§ **YOUR TASK**
Can the data below be echoed back word for word?

------ DATASET RECORDS

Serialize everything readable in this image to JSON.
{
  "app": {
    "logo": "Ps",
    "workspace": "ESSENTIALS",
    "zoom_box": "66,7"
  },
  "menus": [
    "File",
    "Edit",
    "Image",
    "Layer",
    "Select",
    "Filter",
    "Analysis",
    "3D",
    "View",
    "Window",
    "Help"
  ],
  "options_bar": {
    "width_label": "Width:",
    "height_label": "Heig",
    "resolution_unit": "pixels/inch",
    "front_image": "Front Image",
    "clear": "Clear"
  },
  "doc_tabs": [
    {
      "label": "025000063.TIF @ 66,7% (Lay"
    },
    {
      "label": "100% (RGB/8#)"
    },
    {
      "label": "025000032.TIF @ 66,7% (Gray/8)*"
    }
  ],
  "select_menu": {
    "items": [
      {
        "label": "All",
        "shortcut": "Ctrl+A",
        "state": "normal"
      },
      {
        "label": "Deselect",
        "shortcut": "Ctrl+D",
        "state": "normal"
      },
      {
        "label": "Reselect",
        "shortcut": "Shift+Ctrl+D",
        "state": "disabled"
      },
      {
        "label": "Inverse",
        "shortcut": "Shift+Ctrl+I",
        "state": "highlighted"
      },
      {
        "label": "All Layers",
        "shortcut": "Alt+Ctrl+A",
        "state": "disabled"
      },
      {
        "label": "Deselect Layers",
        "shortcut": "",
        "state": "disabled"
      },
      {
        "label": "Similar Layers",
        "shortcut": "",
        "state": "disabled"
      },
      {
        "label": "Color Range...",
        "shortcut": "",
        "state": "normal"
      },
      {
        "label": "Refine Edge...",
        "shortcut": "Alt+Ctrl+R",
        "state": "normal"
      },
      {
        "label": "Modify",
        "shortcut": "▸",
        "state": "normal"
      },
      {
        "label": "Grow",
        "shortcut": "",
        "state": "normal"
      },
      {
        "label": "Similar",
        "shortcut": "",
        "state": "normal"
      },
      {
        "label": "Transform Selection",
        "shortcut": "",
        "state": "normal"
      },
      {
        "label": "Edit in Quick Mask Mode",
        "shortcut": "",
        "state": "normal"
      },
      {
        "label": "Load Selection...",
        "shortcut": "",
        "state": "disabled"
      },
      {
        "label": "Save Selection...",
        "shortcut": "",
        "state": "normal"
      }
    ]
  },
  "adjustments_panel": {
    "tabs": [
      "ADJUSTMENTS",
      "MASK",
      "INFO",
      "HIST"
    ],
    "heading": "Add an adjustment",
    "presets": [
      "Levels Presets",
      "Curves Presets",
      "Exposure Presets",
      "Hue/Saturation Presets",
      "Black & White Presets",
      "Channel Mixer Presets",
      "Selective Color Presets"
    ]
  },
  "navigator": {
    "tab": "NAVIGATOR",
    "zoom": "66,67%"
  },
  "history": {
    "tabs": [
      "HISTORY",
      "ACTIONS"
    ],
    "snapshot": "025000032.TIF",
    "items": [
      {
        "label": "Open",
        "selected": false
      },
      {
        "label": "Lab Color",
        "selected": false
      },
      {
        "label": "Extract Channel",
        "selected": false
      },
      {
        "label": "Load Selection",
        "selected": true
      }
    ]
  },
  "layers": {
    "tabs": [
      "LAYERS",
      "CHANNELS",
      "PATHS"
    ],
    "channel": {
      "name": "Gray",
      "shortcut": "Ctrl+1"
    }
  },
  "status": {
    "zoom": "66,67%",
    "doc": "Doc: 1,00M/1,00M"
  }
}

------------

§ **EXERCISE ANSWER**
Serialize everything readable in this image to JSON.
{
  "app": {
    "logo": "Ps",
    "workspace": "ESSENTIALS",
    "zoom_box": "66,7"
  },
  "menus": [
    "File",
    "Edit",
    "Image",
    "Layer",
    "Select",
    "Filter",
    "Analysis",
    "3D",
    "View",
    "Window",
    "Help"
  ],
  "options_bar": {
    "width_label": "Width:",
    "height_label": "Heig",
    "resolution_unit": "pixels/inch",
    "front_image": "Front Image",
    "clear": "Clear"
  },
  "doc_tabs": [
    {
      "label": "025000063.TIF @ 66,7% (Lay"
    },
    {
      "label": "100% (RGB/8#)"
    },
    {
      "label": "025000032.TIF @ 66,7% (Gray/8)*"
    }
  ],
  "select_menu": {
    "items": [
      {
        "label": "All",
        "shortcut": "Ctrl+A",
        "state": "normal"
      },
      {
        "label": "Deselect",
        "shortcut": "Ctrl+D",
        "state": "normal"
      },
      {
        "label": "Reselect",
        "shortcut": "Shift+Ctrl+D",
        "state": "disabled"
      },
      {
        "label": "Inverse",
        "shortcut": "Shift+Ctrl+I",
        "state": "highlighted"
      },
      {
        "label": "All Layers",
        "shortcut": "Alt+Ctrl+A",
        "state": "disabled"
      },
      {
        "label": "Deselect Layers",
        "shortcut": "",
        "state": "disabled"
      },
      {
        "label": "Similar Layers",
        "shortcut": "",
        "state": "disabled"
      },
      {
        "label": "Color Range...",
        "shortcut": "",
        "state": "normal"
      },
      {
        "label": "Refine Edge...",
        "shortcut": "Alt+Ctrl+R",
        "state": "normal"
      },
      {
        "label": "Modify",
        "shortcut": "▸",
        "state": "normal"
      },
      {
        "label": "Grow",
        "shortcut": "",
        "state": "normal"
      },
      {
        "label": "Similar",
        "shortcut": "",
        "state": "normal"
      },
      {
        "label": "Transform Selection",
        "shortcut": "",
        "state": "normal"
      },
      {
        "label": "Edit in Quick Mask Mode",
        "shortcut": "",
        "state": "normal"
      },
      {
        "label": "Load Selection...",
        "shortcut": "",
        "state": "disabled"
      },
      {
        "label": "Save Selection...",
        "shortcut": "",
        "state": "normal"
      }
    ]
  },
  "adjustments_panel": {
    "tabs": [
      "ADJUSTMENTS",
      "MASK",
      "INFO",
      "HIST"
    ],
    "heading": "Add an adjustment",
    "presets": [
      "Levels Presets",
      "Curves Presets",
      "Exposure Presets",
      "Hue/Saturation Presets",
      "Black & White Presets",
      "Channel Mixer Presets",
      "Selective Color Presets"
    ]
  },
  "navigator": {
    "tab": "NAVIGATOR",
    "zoom": "66,67%"
  },
  "history": {
    "tabs": [
      "HISTORY",
      "ACTIONS"
    ],
    "snapshot": "025000032.TIF",
    "items": [
      {
        "label": "Open",
        "selected": false
      },
      {
        "label": "Lab Color",
        "selected": false
      },
      {
        "label": "Extract Channel",
        "selected": false
      },
      {
        "label": "Load Selection",
        "selected": true
      }
    ]
  },
  "layers": {
    "tabs": [
      "LAYERS",
      "CHANNELS",
      "PATHS"
    ],
    "channel": {
      "name": "Gray",
      "shortcut": "Ctrl+1"
    }
  },
  "status": {
    "zoom": "66,67%",
    "doc": "Doc: 1,00M/1,00M"
  }
}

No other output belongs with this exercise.